• **TASK TO COMPLETE**
For every line in the material, set down an identical one.

• **DATA FOR PROCESSING**
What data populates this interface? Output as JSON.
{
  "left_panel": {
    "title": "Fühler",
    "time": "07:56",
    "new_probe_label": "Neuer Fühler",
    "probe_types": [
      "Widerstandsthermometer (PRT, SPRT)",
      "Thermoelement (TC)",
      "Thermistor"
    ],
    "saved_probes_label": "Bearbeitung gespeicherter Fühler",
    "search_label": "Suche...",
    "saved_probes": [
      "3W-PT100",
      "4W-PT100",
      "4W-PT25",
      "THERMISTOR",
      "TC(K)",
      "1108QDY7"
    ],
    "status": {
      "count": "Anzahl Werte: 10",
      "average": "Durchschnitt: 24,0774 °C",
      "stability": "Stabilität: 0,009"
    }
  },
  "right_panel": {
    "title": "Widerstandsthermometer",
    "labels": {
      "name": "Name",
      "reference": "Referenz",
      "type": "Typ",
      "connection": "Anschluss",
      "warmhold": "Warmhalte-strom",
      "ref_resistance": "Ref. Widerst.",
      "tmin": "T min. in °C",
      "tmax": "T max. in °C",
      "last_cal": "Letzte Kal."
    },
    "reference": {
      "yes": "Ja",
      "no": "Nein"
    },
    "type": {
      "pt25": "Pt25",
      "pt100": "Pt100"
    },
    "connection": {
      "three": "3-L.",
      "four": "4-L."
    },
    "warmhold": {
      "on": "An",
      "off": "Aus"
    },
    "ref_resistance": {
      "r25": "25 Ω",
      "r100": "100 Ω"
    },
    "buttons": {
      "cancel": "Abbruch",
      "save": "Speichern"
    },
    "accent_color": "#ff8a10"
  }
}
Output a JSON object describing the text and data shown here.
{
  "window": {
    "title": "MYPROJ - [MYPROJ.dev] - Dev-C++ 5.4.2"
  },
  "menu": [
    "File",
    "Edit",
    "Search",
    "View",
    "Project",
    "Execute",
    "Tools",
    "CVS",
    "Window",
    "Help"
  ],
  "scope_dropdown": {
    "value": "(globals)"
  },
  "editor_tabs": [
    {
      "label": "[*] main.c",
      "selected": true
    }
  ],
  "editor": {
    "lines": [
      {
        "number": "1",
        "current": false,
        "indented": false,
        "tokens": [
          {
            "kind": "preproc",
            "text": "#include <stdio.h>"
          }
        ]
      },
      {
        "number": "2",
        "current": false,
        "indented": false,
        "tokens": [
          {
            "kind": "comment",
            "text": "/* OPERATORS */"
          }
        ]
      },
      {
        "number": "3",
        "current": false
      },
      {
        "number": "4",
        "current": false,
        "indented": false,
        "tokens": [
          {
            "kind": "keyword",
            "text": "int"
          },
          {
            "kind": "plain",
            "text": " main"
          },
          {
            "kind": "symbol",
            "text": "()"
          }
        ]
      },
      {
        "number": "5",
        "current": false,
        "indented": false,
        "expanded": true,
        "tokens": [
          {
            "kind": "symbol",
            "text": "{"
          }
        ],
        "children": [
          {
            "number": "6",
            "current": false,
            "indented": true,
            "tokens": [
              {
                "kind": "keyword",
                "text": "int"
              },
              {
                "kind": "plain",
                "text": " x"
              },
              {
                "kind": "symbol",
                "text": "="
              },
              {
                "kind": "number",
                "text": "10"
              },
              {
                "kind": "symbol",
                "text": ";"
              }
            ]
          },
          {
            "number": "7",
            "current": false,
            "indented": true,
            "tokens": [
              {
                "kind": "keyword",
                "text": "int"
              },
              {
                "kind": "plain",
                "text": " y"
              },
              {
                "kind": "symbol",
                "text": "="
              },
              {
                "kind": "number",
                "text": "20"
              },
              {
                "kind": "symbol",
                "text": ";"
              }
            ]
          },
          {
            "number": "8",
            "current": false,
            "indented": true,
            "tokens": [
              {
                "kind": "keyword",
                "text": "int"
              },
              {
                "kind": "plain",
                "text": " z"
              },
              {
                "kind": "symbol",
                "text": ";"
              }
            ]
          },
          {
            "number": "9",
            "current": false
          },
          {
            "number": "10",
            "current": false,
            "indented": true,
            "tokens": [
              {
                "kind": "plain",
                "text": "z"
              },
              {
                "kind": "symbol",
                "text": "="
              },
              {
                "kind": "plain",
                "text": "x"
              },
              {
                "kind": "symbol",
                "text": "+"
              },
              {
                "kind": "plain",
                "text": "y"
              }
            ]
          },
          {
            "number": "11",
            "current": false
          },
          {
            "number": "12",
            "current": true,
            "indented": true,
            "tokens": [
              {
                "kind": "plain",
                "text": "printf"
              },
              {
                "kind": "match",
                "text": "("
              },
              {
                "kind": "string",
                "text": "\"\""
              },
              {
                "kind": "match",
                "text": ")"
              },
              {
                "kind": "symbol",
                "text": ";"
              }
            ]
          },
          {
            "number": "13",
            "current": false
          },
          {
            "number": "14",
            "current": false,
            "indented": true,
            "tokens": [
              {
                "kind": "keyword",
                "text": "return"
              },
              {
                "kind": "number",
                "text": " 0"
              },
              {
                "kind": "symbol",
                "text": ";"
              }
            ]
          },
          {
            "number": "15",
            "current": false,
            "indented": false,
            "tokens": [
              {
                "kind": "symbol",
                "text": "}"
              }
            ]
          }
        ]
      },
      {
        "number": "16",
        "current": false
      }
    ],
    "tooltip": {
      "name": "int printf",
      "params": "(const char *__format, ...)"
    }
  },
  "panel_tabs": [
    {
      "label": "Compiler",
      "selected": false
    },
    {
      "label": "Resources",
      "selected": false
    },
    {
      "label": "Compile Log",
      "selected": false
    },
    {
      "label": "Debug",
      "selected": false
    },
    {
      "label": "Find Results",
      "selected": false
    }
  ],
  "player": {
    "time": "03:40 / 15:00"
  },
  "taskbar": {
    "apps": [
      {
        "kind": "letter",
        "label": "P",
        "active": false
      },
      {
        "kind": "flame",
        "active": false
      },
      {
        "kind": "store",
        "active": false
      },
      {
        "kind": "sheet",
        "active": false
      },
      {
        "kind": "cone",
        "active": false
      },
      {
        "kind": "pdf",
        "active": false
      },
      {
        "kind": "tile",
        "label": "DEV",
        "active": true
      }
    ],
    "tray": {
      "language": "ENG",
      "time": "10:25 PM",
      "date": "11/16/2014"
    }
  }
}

• **WRITTEN ANSWER**
What data populates this interface? Output as JSON.
{
  "left_panel": {
    "title": "Fühler",
    "time": "07:56",
    "new_probe_label": "Neuer Fühler",
    "probe_types": [
      "Widerstandsthermometer (PRT, SPRT)",
      "Thermoelement (TC)",
      "Thermistor"
    ],
    "saved_probes_label": "Bearbeitung gespeicherter Fühler",
    "search_label": "Suche...",
    "saved_probes": [
      "3W-PT100",
      "4W-PT100",
      "4W-PT25",
      "THERMISTOR",
      "TC(K)",
      "1108QDY7"
    ],
    "status": {
      "count": "Anzahl Werte: 10",
      "average": "Durchschnitt: 24,0774 °C",
      "stability": "Stabilität: 0,009"
    }
  },
  "right_panel": {
    "title": "Widerstandsthermometer",
    "labels": {
      "name": "Name",
      "reference": "Referenz",
      "type": "Typ",
      "connection": "Anschluss",
      "warmhold": "Warmhalte-strom",
      "ref_resistance": "Ref. Widerst.",
      "tmin": "T min. in °C",
      "tmax": "T max. in °C",
      "last_cal": "Letzte Kal."
    },
    "reference": {
      "yes": "Ja",
      "no": "Nein"
    },
    "type": {
      "pt25": "Pt25",
      "pt100": "Pt100"
    },
    "connection": {
      "three": "3-L.",
      "four": "4-L."
    },
    "warmhold": {
      "on": "An",
      "off": "Aus"
    },
    "ref_resistance": {
      "r25": "25 Ω",
      "r100": "100 Ω"
    },
    "buttons": {
      "cancel": "Abbruch",
      "save": "Speichern"
    },
    "accent_color": "#ff8a10"
  }
}
Output a JSON object describing the text and data shown here.
{
  "window": {
    "title": "MYPROJ - [MYPROJ.dev] - Dev-C++ 5.4.2"
  },
  "menu": [
    "File",
    "Edit",
    "Search",
    "View",
    "Project",
    "Execute",
    "Tools",
    "CVS",
    "Window",
    "Help"
  ],
  "scope_dropdown": {
    "value": "(globals)"
  },
  "editor_tabs": [
    {
      "label": "[*] main.c",
      "selected": true
    }
  ],
  "editor": {
    "lines": [
      {
        "number": "1",
        "current": false,
        "indented": false,
        "tokens": [
          {
            "kind": "preproc",
            "text": "#include <stdio.h>"
          }
        ]
      },
      {
        "number": "2",
        "current": false,
        "indented": false,
        "tokens": [
          {
            "kind": "comment",
            "text": "/* OPERATORS */"
          }
        ]
      },
      {
        "number": "3",
        "current": false
      },
      {
        "number": "4",
        "current": false,
        "indented": false,
        "tokens": [
          {
            "kind": "keyword",
            "text": "int"
          },
          {
            "kind": "plain",
            "text": " main"
          },
          {
            "kind": "symbol",
            "text": "()"
          }
        ]
      },
      {
        "number": "5",
        "current": false,
        "indented": false,
        "expanded": true,
        "tokens": [
          {
            "kind": "symbol",
            "text": "{"
          }
        ],
        "children": [
          {
            "number": "6",
            "current": false,
            "indented": true,
            "tokens": [
              {
                "kind": "keyword",
                "text": "int"
              },
              {
                "kind": "plain",
                "text": " x"
              },
              {
                "kind": "symbol",
                "text": "="
              },
              {
                "kind": "number",
                "text": "10"
              },
              {
                "kind": "symbol",
                "text": ";"
              }
            ]
          },
          {
            "number": "7",
            "current": false,
            "indented": true,
            "tokens": [
              {
                "kind": "keyword",
                "text": "int"
              },
              {
                "kind": "plain",
                "text": " y"
              },
              {
                "kind": "symbol",
                "text": "="
              },
              {
                "kind": "number",
                "text": "20"
              },
              {
                "kind": "symbol",
                "text": ";"
              }
            ]
          },
          {
            "number": "8",
            "current": false,
            "indented": true,
            "tokens": [
              {
                "kind": "keyword",
                "text": "int"
              },
              {
                "kind": "plain",
                "text": " z"
              },
              {
                "kind": "symbol",
                "text": ";"
              }
            ]
          },
          {
            "number": "9",
            "current": false
          },
          {
            "number": "10",
            "current": false,
            "indented": true,
            "tokens": [
              {
                "kind": "plain",
                "text": "z"
              },
              {
                "kind": "symbol",
                "text": "="
              },
              {
                "kind": "plain",
                "text": "x"
              },
              {
                "kind": "symbol",
                "text": "+"
              },
              {
                "kind": "plain",
                "text": "y"
              }
            ]
          },
          {
            "number": "11",
            "current": false
          },
          {
            "number": "12",
            "current": true,
            "indented": true,
            "tokens": [
              {
                "kind": "plain",
                "text": "printf"
              },
              {
                "kind": "match",
                "text": "("
              },
              {
                "kind": "string",
                "text": "\"\""
              },
              {
                "kind": "match",
                "text": ")"
              },
              {
                "kind": "symbol",
                "text": ";"
              }
            ]
          },
          {
            "number": "13",
            "current": false
          },
          {
            "number": "14",
            "current": false,
            "indented": true,
            "tokens": [
              {
                "kind": "keyword",
                "text": "return"
              },
              {
                "kind": "number",
                "text": " 0"
              },
              {
                "kind": "symbol",
                "text": ";"
              }
            ]
          },
          {
            "number": "15",
            "current": false,
            "indented": false,
            "tokens": [
              {
                "kind": "symbol",
                "text": "}"
              }
            ]
          }
        ]
      },
      {
        "number": "16",
        "current": false
      }
    ],
    "tooltip": {
      "name": "int printf",
      "params": "(const char *__format, ...)"
    }
  },
  "panel_tabs": [
    {
      "label": "Compiler",
      "selected": false
    },
    {
      "label": "Resources",
      "selected": false
    },
    {
      "label": "Compile Log",
      "selected": false
    },
    {
      "label": "Debug",
      "selected": false
    },
    {
      "label": "Find Results",
      "selected": false
    }
  ],
  "player": {
    "time": "03:40 / 15:00"
  },
  "taskbar": {
    "apps": [
      {
        "kind": "letter",
        "label": "P",
        "active": false
      },
      {
        "kind": "flame",
        "active": false
      },
      {
        "kind": "store",
        "active": false
      },
      {
        "kind": "sheet",
        "active": false
      },
      {
        "kind": "cone",
        "active": false
      },
      {
        "kind": "pdf",
        "active": false
      },
      {
        "kind": "tile",
        "label": "DEV",
        "active": true
      }
    ],
    "tray": {
      "language": "ENG",
      "time": "10:25 PM",
      "date": "11/16/2014"
    }
  }
}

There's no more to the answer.